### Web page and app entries
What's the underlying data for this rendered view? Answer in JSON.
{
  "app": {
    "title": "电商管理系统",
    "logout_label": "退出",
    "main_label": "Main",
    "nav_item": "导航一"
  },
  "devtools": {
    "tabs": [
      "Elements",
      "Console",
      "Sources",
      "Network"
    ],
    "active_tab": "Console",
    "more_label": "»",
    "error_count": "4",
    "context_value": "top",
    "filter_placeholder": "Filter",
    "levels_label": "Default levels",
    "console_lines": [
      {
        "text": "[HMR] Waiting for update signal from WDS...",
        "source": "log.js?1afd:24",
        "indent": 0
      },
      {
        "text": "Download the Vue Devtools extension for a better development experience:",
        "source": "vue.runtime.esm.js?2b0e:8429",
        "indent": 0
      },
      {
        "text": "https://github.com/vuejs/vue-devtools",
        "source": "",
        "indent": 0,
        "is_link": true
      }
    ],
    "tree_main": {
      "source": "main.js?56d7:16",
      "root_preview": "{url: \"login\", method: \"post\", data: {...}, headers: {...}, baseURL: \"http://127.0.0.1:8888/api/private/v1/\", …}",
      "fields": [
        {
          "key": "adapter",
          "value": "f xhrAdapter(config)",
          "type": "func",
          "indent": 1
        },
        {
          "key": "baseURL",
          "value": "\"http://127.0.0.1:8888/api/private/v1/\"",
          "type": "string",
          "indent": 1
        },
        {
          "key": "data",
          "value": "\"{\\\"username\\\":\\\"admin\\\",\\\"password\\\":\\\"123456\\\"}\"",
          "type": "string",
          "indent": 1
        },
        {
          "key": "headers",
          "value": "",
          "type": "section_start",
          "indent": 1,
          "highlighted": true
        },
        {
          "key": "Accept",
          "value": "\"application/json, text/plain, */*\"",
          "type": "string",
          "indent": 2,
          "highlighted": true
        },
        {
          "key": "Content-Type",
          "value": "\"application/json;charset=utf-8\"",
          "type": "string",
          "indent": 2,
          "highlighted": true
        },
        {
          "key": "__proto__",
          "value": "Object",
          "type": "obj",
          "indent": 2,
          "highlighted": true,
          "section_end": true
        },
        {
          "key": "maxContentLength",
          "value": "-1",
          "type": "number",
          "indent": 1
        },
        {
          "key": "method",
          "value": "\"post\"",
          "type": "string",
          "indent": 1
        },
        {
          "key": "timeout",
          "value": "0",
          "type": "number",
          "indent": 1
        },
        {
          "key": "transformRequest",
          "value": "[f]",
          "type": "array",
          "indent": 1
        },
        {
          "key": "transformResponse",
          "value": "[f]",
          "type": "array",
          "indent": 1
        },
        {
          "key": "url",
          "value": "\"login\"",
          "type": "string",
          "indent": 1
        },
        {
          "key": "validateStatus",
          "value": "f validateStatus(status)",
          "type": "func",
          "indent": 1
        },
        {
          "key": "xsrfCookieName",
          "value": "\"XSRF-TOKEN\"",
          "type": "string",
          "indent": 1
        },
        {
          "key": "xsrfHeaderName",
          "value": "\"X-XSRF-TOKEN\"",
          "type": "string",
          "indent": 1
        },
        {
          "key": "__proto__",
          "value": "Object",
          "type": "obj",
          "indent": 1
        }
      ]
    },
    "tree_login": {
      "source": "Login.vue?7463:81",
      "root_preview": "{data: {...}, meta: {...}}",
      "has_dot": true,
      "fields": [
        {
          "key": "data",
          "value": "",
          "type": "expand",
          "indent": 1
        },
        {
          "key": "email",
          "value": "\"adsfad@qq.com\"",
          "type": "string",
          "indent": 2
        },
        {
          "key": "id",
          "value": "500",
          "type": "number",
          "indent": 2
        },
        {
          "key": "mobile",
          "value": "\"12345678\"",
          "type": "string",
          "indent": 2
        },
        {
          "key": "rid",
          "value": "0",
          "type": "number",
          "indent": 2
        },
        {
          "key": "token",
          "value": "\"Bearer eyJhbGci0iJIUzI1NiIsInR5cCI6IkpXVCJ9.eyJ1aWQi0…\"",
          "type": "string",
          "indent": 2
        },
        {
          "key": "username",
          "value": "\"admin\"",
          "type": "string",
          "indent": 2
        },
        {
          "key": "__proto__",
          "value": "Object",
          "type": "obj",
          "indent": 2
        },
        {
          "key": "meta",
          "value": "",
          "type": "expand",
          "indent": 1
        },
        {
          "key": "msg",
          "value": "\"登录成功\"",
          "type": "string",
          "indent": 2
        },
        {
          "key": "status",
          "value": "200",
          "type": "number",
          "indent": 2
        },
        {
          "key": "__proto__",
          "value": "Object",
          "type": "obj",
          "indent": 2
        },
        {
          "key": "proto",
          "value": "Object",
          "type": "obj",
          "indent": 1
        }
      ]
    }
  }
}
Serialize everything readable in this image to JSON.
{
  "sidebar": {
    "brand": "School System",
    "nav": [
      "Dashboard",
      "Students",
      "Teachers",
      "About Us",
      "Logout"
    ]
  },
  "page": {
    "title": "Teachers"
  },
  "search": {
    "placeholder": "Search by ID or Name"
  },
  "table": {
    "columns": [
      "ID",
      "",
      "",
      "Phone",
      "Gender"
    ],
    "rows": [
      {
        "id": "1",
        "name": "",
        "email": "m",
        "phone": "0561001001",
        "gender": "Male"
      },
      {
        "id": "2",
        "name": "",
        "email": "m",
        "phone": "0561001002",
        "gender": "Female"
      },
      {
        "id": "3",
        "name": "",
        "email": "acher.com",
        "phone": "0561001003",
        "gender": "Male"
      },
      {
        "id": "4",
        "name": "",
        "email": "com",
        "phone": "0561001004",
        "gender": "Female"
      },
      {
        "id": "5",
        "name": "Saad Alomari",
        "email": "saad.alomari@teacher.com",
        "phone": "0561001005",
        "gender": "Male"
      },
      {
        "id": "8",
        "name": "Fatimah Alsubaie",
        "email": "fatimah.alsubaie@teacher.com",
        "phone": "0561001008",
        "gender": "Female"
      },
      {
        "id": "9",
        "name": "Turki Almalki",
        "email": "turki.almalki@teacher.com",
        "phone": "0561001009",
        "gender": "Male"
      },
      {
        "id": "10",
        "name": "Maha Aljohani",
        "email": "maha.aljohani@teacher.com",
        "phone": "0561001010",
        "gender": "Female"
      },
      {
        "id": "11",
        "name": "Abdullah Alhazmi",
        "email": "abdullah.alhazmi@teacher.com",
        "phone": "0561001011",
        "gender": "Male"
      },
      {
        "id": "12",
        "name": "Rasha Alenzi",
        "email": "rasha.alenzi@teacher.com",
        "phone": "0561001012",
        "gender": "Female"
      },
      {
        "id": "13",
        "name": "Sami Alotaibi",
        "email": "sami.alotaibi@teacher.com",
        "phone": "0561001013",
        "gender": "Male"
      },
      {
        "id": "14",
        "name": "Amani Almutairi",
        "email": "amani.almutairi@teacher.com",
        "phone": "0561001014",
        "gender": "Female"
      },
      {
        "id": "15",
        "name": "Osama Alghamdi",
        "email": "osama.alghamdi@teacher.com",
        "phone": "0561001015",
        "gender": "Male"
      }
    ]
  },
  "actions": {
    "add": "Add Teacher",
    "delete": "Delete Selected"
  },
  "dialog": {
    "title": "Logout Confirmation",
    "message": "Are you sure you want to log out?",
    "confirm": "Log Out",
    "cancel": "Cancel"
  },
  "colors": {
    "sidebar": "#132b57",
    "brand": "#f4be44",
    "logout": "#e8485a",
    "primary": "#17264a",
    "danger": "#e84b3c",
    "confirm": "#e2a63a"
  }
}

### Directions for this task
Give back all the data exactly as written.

### Exercise output
What's the underlying data for this rendered view? Answer in JSON.
{
  "app": {
    "title": "电商管理系统",
    "logout_label": "退出",
    "main_label": "Main",
    "nav_item": "导航一"
  },
  "devtools": {
    "tabs": [
      "Elements",
      "Console",
      "Sources",
      "Network"
    ],
    "active_tab": "Console",
    "more_label": "»",
    "error_count": "4",
    "context_value": "top",
    "filter_placeholder": "Filter",
    "levels_label": "Default levels",
    "console_lines": [
      {
        "text": "[HMR] Waiting for update signal from WDS...",
        "source": "log.js?1afd:24",
        "indent": 0
      },
      {
        "text": "Download the Vue Devtools extension for a better development experience:",
        "source": "vue.runtime.esm.js?2b0e:8429",
        "indent": 0
      },
      {
        "text": "https://github.com/vuejs/vue-devtools",
        "source": "",
        "indent": 0,
        "is_link": true
      }
    ],
    "tree_main": {
      "source": "main.js?56d7:16",
      "root_preview": "{url: \"login\", method: \"post\", data: {...}, headers: {...}, baseURL: \"http://127.0.0.1:8888/api/private/v1/\", …}",
      "fields": [
        {
          "key": "adapter",
          "value": "f xhrAdapter(config)",
          "type": "func",
          "indent": 1
        },
        {
          "key": "baseURL",
          "value": "\"http://127.0.0.1:8888/api/private/v1/\"",
          "type": "string",
          "indent": 1
        },
        {
          "key": "data",
          "value": "\"{\\\"username\\\":\\\"admin\\\",\\\"password\\\":\\\"123456\\\"}\"",
          "type": "string",
          "indent": 1
        },
        {
          "key": "headers",
          "value": "",
          "type": "section_start",
          "indent": 1,
          "highlighted": true
        },
        {
          "key": "Accept",
          "value": "\"application/json, text/plain, */*\"",
          "type": "string",
          "indent": 2,
          "highlighted": true
        },
        {
          "key": "Content-Type",
          "value": "\"application/json;charset=utf-8\"",
          "type": "string",
          "indent": 2,
          "highlighted": true
        },
        {
          "key": "__proto__",
          "value": "Object",
          "type": "obj",
          "indent": 2,
          "highlighted": true,
          "section_end": true
        },
        {
          "key": "maxContentLength",
          "value": "-1",
          "type": "number",
          "indent": 1
        },
        {
          "key": "method",
          "value": "\"post\"",
          "type": "string",
          "indent": 1
        },
        {
          "key": "timeout",
          "value": "0",
          "type": "number",
          "indent": 1
        },
        {
          "key": "transformRequest",
          "value": "[f]",
          "type": "array",
          "indent": 1
        },
        {
          "key": "transformResponse",
          "value": "[f]",
          "type": "array",
          "indent": 1
        },
        {
          "key": "url",
          "value": "\"login\"",
          "type": "string",
          "indent": 1
        },
        {
          "key": "validateStatus",
          "value": "f validateStatus(status)",
          "type": "func",
          "indent": 1
        },
        {
          "key": "xsrfCookieName",
          "value": "\"XSRF-TOKEN\"",
          "type": "string",
          "indent": 1
        },
        {
          "key": "xsrfHeaderName",
          "value": "\"X-XSRF-TOKEN\"",
          "type": "string",
          "indent": 1
        },
        {
          "key": "__proto__",
          "value": "Object",
          "type": "obj",
          "indent": 1
        }
      ]
    },
    "tree_login": {
      "source": "Login.vue?7463:81",
      "root_preview": "{data: {...}, meta: {...}}",
      "has_dot": true,
      "fields": [
        {
          "key": "data",
          "value": "",
          "type": "expand",
          "indent": 1
        },
        {
          "key": "email",
          "value": "\"adsfad@qq.com\"",
          "type": "string",
          "indent": 2
        },
        {
          "key": "id",
          "value": "500",
          "type": "number",
          "indent": 2
        },
        {
          "key": "mobile",
          "value": "\"12345678\"",
          "type": "string",
          "indent": 2
        },
        {
          "key": "rid",
          "value": "0",
          "type": "number",
          "indent": 2
        },
        {
          "key": "token",
          "value": "\"Bearer eyJhbGci0iJIUzI1NiIsInR5cCI6IkpXVCJ9.eyJ1aWQi0…\"",
          "type": "string",
          "indent": 2
        },
        {
          "key": "username",
          "value": "\"admin\"",
          "type": "string",
          "indent": 2
        },
        {
          "key": "__proto__",
          "value": "Object",
          "type": "obj",
          "indent": 2
        },
        {
          "key": "meta",
          "value": "",
          "type": "expand",
          "indent": 1
        },
        {
          "key": "msg",
          "value": "\"登录成功\"",
          "type": "string",
          "indent": 2
        },
        {
          "key": "status",
          "value": "200",
          "type": "number",
          "indent": 2
        },
        {
          "key": "__proto__",
          "value": "Object",
          "type": "obj",
          "indent": 2
        },
        {
          "key": "proto",
          "value": "Object",
          "type": "obj",
          "indent": 1
        }
      ]
    }
  }
}
Serialize everything readable in this image to JSON.
{
  "sidebar": {
    "brand": "School System",
    "nav": [
      "Dashboard",
      "Students",
      "Teachers",
      "About Us",
      "Logout"
    ]
  },
  "page": {
    "title": "Teachers"
  },
  "search": {
    "placeholder": "Search by ID or Name"
  },
  "table": {
    "columns": [
      "ID",
      "",
      "",
      "Phone",
      "Gender"
    ],
    "rows": [
      {
        "id": "1",
        "name": "",
        "email": "m",
        "phone": "0561001001",
        "gender": "Male"
      },
      {
        "id": "2",
        "name": "",
        "email": "m",
        "phone": "0561001002",
        "gender": "Female"
      },
      {
        "id": "3",
        "name": "",
        "email": "acher.com",
        "phone": "0561001003",
        "gender": "Male"
      },
      {
        "id": "4",
        "name": "",
        "email": "com",
        "phone": "0561001004",
        "gender": "Female"
      },
      {
        "id": "5",
        "name": "Saad Alomari",
        "email": "saad.alomari@teacher.com",
        "phone": "0561001005",
        "gender": "Male"
      },
      {
        "id": "8",
        "name": "Fatimah Alsubaie",
        "email": "fatimah.alsubaie@teacher.com",
        "phone": "0561001008",
        "gender": "Female"
      },
      {
        "id": "9",
        "name": "Turki Almalki",
        "email": "turki.almalki@teacher.com",
        "phone": "0561001009",
        "gender": "Male"
      },
      {
        "id": "10",
        "name": "Maha Aljohani",
        "email": "maha.aljohani@teacher.com",
        "phone": "0561001010",
        "gender": "Female"
      },
      {
        "id": "11",
        "name": "Abdullah Alhazmi",
        "email": "abdullah.alhazmi@teacher.com",
        "phone": "0561001011",
        "gender": "Male"
      },
      {
        "id": "12",
        "name": "Rasha Alenzi",
        "email": "rasha.alenzi@teacher.com",
        "phone": "0561001012",
        "gender": "Female"
      },
      {
        "id": "13",
        "name": "Sami Alotaibi",
        "email": "sami.alotaibi@teacher.com",
        "phone": "0561001013",
        "gender": "Male"
      },
      {
        "id": "14",
        "name": "Amani Almutairi",
        "email": "amani.almutairi@teacher.com",
        "phone": "0561001014",
        "gender": "Female"
      },
      {
        "id": "15",
        "name": "Osama Alghamdi",
        "email": "osama.alghamdi@teacher.com",
        "phone": "0561001015",
        "gender": "Male"
      }
    ]
  },
  "actions": {
    "add": "Add Teacher",
    "delete": "Delete Selected"
  },
  "dialog": {
    "title": "Logout Confirmation",
    "message": "Are you sure you want to log out?",
    "confirm": "Log Out",
    "cancel": "Cancel"
  },
  "colors": {
    "sidebar": "#132b57",
    "brand": "#f4be44",
    "logout": "#e8485a",
    "primary": "#17264a",
    "danger": "#e84b3c",
    "confirm": "#e2a63a"
  }
}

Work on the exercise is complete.